Download MariaDB 5.5.43

Release Notes Changelog What is MariaDB 5.5?

MariaDB APT and YUM Repository Configuration Generator

mariadb-seal-shaded-browntext-altThe MariaDB project is pleased to announce the immediate availability of MariaDB 5.5.43. This is a Stable (GA) release.

See the Release Notes and Changelog for detailed information on this release and the What is MariaDB 5.5? page in the MariaDB Knowledge Base for general information about the MariaDB 5.5 series.

Thanks, and enjoy MariaDB!

Download MariaDB 10.1.4 beta

Release Notes Changelog What is MariaDB 10.1?

MariaDB APT and YUM Repository Configuration Generator

mariadb-seal-shaded-browntext-altThe MariaDB project is pleased to announce the immediate availability of MariaDB 10.1.4. This is a Beta release.

See the Release Notes and Changelog for detailed information on this release and the What is MariaDB 10.1? page in the MariaDB Knowledge Base for general information about the MariaDB 10.1 series.

Thanks, and enjoy MariaDB!

About two and a half years ago I wrote about how the MariaDB project moved bug reporting from Launchpad to JIRA. Every now and then I get contacted about how it was done and whether I would be willing to share the tools used for doing it and of course I’ve done that. Especially in one occasion the scripts were even further developed by one company that was in the process of doing exactly the same, i.e. moving bugs from Launchpad to JIRA. Thanks for the enhancements Philip Colmer from Linaro!

In Launchpad there isn’t a readymade tool for exporting bugs and I didn’t find any 3rd party tools for doing it. Launchpad however has an API through which most (if not all) information in Launchpad can be retrieved. Launchpad has made a library available in Python making use of this API.

By using the Launchpad Python API, I wrote a Python script LaunchpadBugs.py that pulls out bug information from Launchpad and creates an XML document for each bug. If the bug includes attachments these are also downloaded and named in a way that they can be connected to the XML.

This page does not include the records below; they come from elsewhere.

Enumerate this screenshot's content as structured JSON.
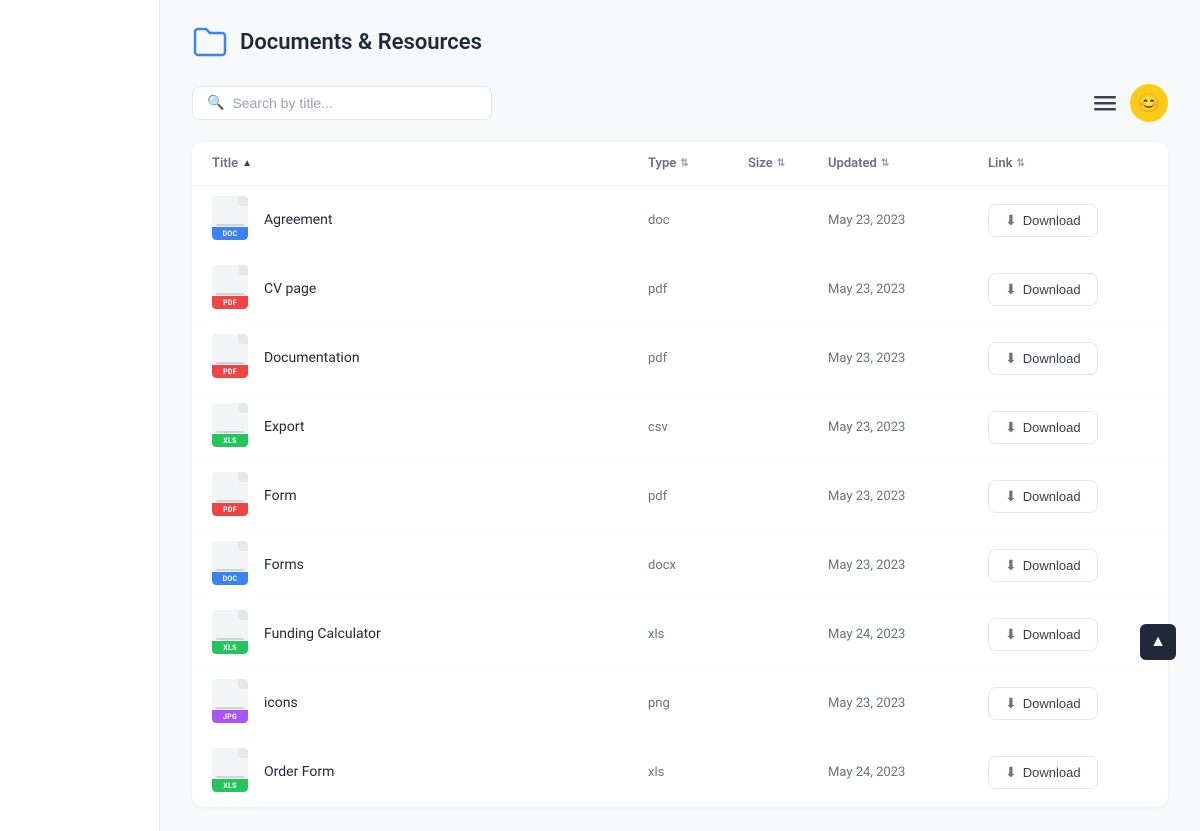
{
  "sidebar": {},
  "header": {
    "title": "Documents & Resources",
    "folder_icon": "📁"
  },
  "toolbar": {
    "search_placeholder": "Search by title...",
    "menu_label": "Menu",
    "avatar_label": "User Avatar"
  },
  "table": {
    "columns": [
      {
        "key": "title",
        "label": "Title",
        "sort": "asc"
      },
      {
        "key": "type",
        "label": "Type",
        "sort": "both"
      },
      {
        "key": "size",
        "label": "Size",
        "sort": "both"
      },
      {
        "key": "updated",
        "label": "Updated",
        "sort": "both"
      },
      {
        "key": "link",
        "label": "Link",
        "sort": "both"
      }
    ],
    "rows": [
      {
        "id": 1,
        "title": "Agreement",
        "type": "doc",
        "size": "",
        "updated": "May 23, 2023",
        "badge": "DOC",
        "badgeClass": "badge-doc"
      },
      {
        "id": 2,
        "title": "CV page",
        "type": "pdf",
        "size": "",
        "updated": "May 23, 2023",
        "badge": "PDF",
        "badgeClass": "badge-pdf"
      },
      {
        "id": 3,
        "title": "Documentation",
        "type": "pdf",
        "size": "",
        "updated": "May 23, 2023",
        "badge": "PDF",
        "badgeClass": "badge-pdf"
      },
      {
        "id": 4,
        "title": "Export",
        "type": "csv",
        "size": "",
        "updated": "May 23, 2023",
        "badge": "XLS",
        "badgeClass": "badge-xls"
      },
      {
        "id": 5,
        "title": "Form",
        "type": "pdf",
        "size": "",
        "updated": "May 23, 2023",
        "badge": "PDF",
        "badgeClass": "badge-pdf"
      },
      {
        "id": 6,
        "title": "Forms",
        "type": "docx",
        "size": "",
        "updated": "May 23, 2023",
        "badge": "DOC",
        "badgeClass": "badge-docx"
      },
      {
        "id": 7,
        "title": "Funding Calculator",
        "type": "xls",
        "size": "",
        "updated": "May 24, 2023",
        "badge": "XLS",
        "badgeClass": "badge-xls"
      },
      {
        "id": 8,
        "title": "icons",
        "type": "png",
        "size": "",
        "updated": "May 23, 2023",
        "badge": "JPG",
        "badgeClass": "badge-jpg"
      },
      {
        "id": 9,
        "title": "Order Form",
        "type": "xls",
        "size": "",
        "updated": "May 24, 2023",
        "badge": "XLS",
        "badgeClass": "badge-xls"
      }
    ],
    "download_label": "Download"
  },
  "scroll_top_label": "↑"
}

It would, of course, be nice if the bunch of XML files and attachments that you end up with after running the Python script could be uploaded directly into a JIRA instance. Unfortunately this is not possible, unless it has been added recently, and instead a separate format is needed. According to my investigations, JIRA supports importing information best if it’s in CSV (comma separated values) format. That leads to converting a bunch of XML files to a CSV file. The CSV file can include links to the attachments.

I’ve done quite a lot of C# programming in the past and still had the way of dealing with XML in C# in my head, so I chose to do the XML to CSV conversion in C# in a Windows command line application. You’ll find the application named JiraCSV in the Github repository mentioned below.

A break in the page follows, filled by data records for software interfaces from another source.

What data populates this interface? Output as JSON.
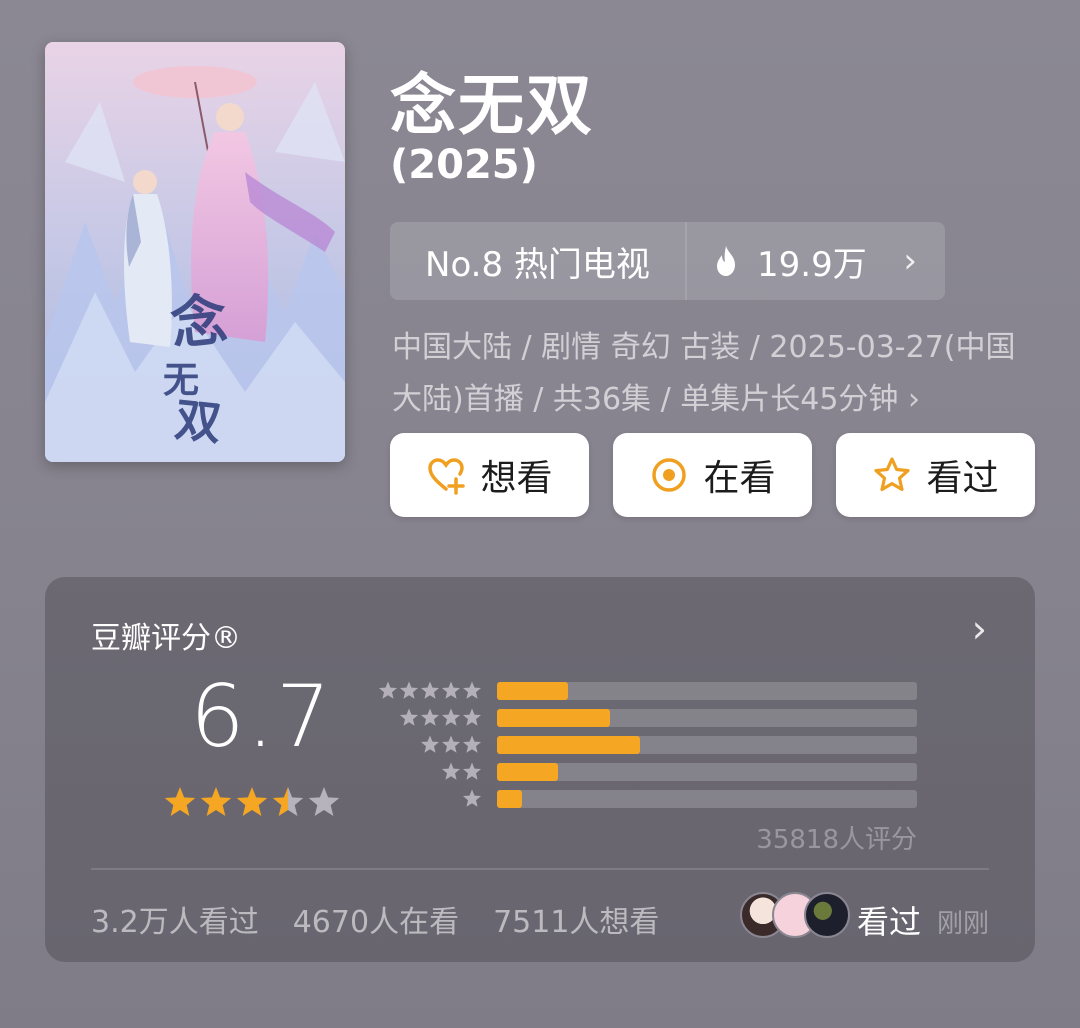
{
  "show": {
    "title": "念无双",
    "year": "(2025)",
    "poster": {
      "calligraphy": "念无双"
    }
  },
  "ranking": {
    "label": "No.8 热门电视",
    "hot_icon": "flame-icon",
    "hot_count": "19.9万",
    "chevron": "›"
  },
  "meta_text": "中国大陆 / 剧情 奇幻 古装 / 2025-03-27(中国大陆)首播 / 共36集 / 单集片长45分钟 ›",
  "actions": [
    {
      "label": "想看",
      "icon": "heart-plus-icon"
    },
    {
      "label": "在看",
      "icon": "target-circle-icon"
    },
    {
      "label": "看过",
      "icon": "star-outline-icon"
    }
  ],
  "rating": {
    "label": "豆瓣评分®",
    "chevron": "›",
    "score": "6.7",
    "stars_filled": 3.5,
    "stars_total": 5,
    "distribution": [
      {
        "stars": 5,
        "fraction": 0.17
      },
      {
        "stars": 4,
        "fraction": 0.27
      },
      {
        "stars": 3,
        "fraction": 0.34
      },
      {
        "stars": 2,
        "fraction": 0.145
      },
      {
        "stars": 1,
        "fraction": 0.06
      }
    ],
    "votes": "35818人评分",
    "accent_color": "#f5a623"
  },
  "stats": {
    "watched": "3.2万人看过",
    "watching": "4670人在看",
    "want": "7511人想看"
  },
  "friends": {
    "status": "看过",
    "time": "刚刚"
  }
}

The scripts described above have been useful for those that have reached out explicitly asking for a copy of them, but maybe the interest is broader. To initially get to the point where migration was successful it took a lot of trials to correct the data, add missing data, change the XML or CSV structure, and so on to get everything accepted by JIRA. I hope that by now sharing these scripts people will save a significant amount of time. That’s why I’ve decided to put them up on Github so that anyone interested in them can pick them up and make use of them or even improve them further. You can find them at https://github.com/rasmushoj/LP2JIRA.